Road team Seattle Seahawks prevailed at Minnesota 10-9 after the home team missed a late and short field goal to essentially win the game, so for the second game in a row, I got very lucky. The Minnesota Vikings led 9-0 going into the fourth quarter. I'm not sure how low they traded, but I'm guess in the 1.teens.
The last roadie of the Wild Card round play imminently, and this is the only game of the weekend where the home team is favoured, albeit by just one measly point.
On the subject of home and away, much has been written this season about the decline in home advantage seen in the English Premier League, although for readers of this blog, this will not be news.
In this rather impressive article over at Betting Expert, I wrote in August 2014 that:
One other trend worth drawing attention to is that of Away teams.
Historically, since 1947, Away teams have won 25% of matches. Home teams have won 49% and Draws the remaining 26%.
But averages can be deceiving. In the days of Division One, Away teams won 24% of matches.
Since the Premier League was formed, they have won 27%, and have steadily chipped away at the long established home advantage.
The last three seasons have seen an average Away win percentage of 30.3%. This is actually quite remarkable because it is a number not seen in a single season since 1947. Away teams over this three year period have averaged 1.22 goals per game, a number not seen since England won the World Cup.

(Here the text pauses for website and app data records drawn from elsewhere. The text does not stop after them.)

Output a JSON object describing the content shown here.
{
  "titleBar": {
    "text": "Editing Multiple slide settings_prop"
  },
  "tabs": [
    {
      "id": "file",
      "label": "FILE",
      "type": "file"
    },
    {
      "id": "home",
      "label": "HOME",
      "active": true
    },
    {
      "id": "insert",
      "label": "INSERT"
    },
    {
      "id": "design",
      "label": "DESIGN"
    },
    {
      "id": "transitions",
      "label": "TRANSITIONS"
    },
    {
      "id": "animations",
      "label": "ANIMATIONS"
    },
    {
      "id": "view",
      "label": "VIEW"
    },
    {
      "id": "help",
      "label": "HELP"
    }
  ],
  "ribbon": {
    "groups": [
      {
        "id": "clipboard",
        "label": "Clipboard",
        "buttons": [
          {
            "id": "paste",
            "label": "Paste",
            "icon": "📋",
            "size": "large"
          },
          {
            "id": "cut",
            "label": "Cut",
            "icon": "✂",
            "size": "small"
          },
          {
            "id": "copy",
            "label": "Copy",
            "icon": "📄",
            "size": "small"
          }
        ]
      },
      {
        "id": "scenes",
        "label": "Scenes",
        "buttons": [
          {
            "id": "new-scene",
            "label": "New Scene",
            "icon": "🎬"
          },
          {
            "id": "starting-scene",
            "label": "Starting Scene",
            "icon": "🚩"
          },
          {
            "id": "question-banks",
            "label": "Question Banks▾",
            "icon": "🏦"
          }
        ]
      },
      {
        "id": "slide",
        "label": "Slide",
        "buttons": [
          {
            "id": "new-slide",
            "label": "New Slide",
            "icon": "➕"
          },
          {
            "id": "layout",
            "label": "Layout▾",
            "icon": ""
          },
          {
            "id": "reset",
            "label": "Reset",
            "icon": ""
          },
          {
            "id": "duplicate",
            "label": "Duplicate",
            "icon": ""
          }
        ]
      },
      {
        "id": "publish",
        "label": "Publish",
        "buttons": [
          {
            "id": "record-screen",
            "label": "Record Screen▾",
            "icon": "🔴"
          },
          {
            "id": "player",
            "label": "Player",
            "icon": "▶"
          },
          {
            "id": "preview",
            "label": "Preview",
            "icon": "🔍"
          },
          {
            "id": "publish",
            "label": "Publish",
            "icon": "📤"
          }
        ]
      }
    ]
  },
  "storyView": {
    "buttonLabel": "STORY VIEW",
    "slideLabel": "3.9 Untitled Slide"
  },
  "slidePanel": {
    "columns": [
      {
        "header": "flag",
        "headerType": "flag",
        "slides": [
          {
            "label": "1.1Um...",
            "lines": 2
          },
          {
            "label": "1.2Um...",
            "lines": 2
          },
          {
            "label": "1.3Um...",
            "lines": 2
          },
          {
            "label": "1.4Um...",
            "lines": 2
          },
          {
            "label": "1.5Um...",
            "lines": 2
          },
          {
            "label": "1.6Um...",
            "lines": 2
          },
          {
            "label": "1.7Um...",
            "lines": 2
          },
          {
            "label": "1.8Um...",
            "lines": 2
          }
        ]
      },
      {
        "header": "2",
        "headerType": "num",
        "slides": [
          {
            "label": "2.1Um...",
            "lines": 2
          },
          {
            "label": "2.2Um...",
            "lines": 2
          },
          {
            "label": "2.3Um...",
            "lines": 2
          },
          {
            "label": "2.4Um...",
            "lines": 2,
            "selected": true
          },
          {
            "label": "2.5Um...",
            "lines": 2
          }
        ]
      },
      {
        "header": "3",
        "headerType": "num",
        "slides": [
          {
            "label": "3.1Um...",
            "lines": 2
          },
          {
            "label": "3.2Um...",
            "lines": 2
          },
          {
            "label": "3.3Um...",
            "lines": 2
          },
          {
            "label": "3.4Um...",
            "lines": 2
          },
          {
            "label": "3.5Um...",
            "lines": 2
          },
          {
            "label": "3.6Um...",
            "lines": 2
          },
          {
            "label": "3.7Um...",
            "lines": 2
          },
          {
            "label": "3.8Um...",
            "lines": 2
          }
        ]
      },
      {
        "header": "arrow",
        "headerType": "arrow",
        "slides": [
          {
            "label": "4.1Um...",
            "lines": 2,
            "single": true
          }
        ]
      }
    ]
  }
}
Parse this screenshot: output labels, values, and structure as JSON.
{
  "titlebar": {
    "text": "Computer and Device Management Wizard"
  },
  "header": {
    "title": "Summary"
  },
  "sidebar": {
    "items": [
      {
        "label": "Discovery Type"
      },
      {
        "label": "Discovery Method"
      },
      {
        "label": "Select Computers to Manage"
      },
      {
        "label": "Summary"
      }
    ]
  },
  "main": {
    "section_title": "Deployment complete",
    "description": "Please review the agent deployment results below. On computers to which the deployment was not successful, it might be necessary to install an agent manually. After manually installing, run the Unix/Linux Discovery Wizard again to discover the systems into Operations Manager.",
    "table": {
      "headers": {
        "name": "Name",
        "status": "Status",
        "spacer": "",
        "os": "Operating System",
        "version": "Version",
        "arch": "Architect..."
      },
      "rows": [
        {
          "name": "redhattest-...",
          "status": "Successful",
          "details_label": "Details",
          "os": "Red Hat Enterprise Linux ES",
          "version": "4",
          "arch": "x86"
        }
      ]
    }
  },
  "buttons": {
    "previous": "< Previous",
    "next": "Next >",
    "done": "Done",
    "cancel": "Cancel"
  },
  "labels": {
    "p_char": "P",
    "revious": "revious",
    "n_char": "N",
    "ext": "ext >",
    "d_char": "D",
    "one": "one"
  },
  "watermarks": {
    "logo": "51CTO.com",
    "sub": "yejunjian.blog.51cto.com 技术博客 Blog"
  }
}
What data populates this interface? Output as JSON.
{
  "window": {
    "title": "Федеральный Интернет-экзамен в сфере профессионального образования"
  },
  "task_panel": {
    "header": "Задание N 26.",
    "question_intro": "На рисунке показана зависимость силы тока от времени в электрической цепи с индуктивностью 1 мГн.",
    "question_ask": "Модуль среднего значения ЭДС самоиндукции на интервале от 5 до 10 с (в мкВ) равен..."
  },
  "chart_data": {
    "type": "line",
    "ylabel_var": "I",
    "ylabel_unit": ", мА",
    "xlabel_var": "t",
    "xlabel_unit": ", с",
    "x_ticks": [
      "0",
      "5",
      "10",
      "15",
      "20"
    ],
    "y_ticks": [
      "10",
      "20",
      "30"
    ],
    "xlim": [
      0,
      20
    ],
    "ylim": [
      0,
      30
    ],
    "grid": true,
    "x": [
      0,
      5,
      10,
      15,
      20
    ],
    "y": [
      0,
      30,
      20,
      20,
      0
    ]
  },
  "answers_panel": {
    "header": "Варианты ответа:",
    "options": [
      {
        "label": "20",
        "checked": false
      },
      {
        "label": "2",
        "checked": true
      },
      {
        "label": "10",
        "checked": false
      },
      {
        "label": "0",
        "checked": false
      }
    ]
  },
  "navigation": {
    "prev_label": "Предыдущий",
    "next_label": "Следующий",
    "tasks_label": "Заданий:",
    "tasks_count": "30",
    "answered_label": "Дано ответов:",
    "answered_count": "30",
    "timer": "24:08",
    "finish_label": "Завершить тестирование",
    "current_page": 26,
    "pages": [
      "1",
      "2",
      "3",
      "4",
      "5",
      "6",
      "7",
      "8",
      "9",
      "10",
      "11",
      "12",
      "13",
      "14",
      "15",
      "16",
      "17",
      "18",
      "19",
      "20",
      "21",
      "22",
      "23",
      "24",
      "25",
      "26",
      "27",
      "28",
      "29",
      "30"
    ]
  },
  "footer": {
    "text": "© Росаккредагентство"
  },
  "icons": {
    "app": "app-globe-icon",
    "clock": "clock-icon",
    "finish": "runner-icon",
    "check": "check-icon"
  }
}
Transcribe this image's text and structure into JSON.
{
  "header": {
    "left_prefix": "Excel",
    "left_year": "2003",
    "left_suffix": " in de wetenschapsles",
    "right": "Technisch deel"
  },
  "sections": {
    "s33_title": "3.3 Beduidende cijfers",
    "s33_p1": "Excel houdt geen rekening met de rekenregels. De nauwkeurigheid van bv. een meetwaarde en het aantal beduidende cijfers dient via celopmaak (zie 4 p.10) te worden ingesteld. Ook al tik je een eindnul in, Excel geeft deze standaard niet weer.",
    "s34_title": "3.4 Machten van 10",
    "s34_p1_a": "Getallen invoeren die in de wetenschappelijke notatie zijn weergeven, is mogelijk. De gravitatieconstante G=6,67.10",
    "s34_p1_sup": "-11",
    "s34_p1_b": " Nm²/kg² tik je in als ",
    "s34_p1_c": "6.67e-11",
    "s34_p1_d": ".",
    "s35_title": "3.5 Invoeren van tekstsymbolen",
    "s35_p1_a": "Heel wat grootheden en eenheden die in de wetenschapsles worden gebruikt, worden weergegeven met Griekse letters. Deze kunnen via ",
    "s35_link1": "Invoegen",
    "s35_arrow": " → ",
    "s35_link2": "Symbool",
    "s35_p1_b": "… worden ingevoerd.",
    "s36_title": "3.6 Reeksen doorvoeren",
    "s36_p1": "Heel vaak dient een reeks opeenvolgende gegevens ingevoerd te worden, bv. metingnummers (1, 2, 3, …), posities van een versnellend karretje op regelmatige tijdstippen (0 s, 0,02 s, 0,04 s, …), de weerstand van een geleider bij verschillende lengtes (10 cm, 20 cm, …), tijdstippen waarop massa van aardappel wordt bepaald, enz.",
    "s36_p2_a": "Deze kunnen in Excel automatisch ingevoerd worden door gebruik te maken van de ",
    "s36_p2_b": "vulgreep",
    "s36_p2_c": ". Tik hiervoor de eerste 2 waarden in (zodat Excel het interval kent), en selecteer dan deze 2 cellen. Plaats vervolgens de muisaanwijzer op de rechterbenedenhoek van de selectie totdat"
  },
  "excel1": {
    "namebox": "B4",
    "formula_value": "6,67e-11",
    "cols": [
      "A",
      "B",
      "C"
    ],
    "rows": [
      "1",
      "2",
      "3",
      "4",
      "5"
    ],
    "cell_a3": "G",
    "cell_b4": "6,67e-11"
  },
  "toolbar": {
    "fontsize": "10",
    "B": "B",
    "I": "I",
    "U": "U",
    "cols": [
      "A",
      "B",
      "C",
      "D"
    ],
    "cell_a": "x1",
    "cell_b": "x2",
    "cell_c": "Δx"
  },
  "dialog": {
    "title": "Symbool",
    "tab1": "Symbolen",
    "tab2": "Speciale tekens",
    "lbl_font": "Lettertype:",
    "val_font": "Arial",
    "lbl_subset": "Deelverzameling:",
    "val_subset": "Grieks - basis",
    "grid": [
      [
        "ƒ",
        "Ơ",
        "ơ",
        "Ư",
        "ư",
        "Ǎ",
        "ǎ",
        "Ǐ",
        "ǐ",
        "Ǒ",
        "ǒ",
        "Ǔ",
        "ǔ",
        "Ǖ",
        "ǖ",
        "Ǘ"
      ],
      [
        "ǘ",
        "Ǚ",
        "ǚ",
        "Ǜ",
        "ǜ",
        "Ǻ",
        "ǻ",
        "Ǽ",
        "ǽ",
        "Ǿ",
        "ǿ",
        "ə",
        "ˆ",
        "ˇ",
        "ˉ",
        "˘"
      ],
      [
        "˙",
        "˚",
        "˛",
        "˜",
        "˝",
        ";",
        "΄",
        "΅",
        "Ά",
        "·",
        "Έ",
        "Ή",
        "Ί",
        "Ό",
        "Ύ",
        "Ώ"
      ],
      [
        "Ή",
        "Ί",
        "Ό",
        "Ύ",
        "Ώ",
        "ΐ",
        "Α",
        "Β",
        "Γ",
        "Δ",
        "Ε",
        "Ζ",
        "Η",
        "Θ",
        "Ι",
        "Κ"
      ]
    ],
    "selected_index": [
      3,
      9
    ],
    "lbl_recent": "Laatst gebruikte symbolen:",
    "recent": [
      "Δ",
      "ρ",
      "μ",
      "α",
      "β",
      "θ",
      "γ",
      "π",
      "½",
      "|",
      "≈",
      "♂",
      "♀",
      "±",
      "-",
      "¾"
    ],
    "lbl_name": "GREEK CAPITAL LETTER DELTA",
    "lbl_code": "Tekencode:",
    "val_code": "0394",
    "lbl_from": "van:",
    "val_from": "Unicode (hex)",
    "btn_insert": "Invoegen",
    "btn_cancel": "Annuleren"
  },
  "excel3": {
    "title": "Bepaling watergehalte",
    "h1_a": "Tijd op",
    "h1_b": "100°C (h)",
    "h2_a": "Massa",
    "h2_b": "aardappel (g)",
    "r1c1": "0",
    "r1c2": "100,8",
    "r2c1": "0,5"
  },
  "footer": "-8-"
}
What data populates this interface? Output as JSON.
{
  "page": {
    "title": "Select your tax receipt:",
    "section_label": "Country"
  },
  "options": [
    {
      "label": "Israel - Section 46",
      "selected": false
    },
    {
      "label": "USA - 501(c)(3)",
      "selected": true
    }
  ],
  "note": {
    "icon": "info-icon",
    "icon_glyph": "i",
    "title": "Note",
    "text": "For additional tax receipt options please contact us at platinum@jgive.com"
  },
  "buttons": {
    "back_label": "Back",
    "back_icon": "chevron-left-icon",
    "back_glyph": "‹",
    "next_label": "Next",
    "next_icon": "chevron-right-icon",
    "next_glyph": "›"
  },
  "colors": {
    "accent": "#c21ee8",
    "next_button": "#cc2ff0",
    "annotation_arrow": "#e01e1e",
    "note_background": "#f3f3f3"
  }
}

Here are the win percentages over time – notice how the Away win averages are steadily gaining over the years, and in the last three seasons in particular: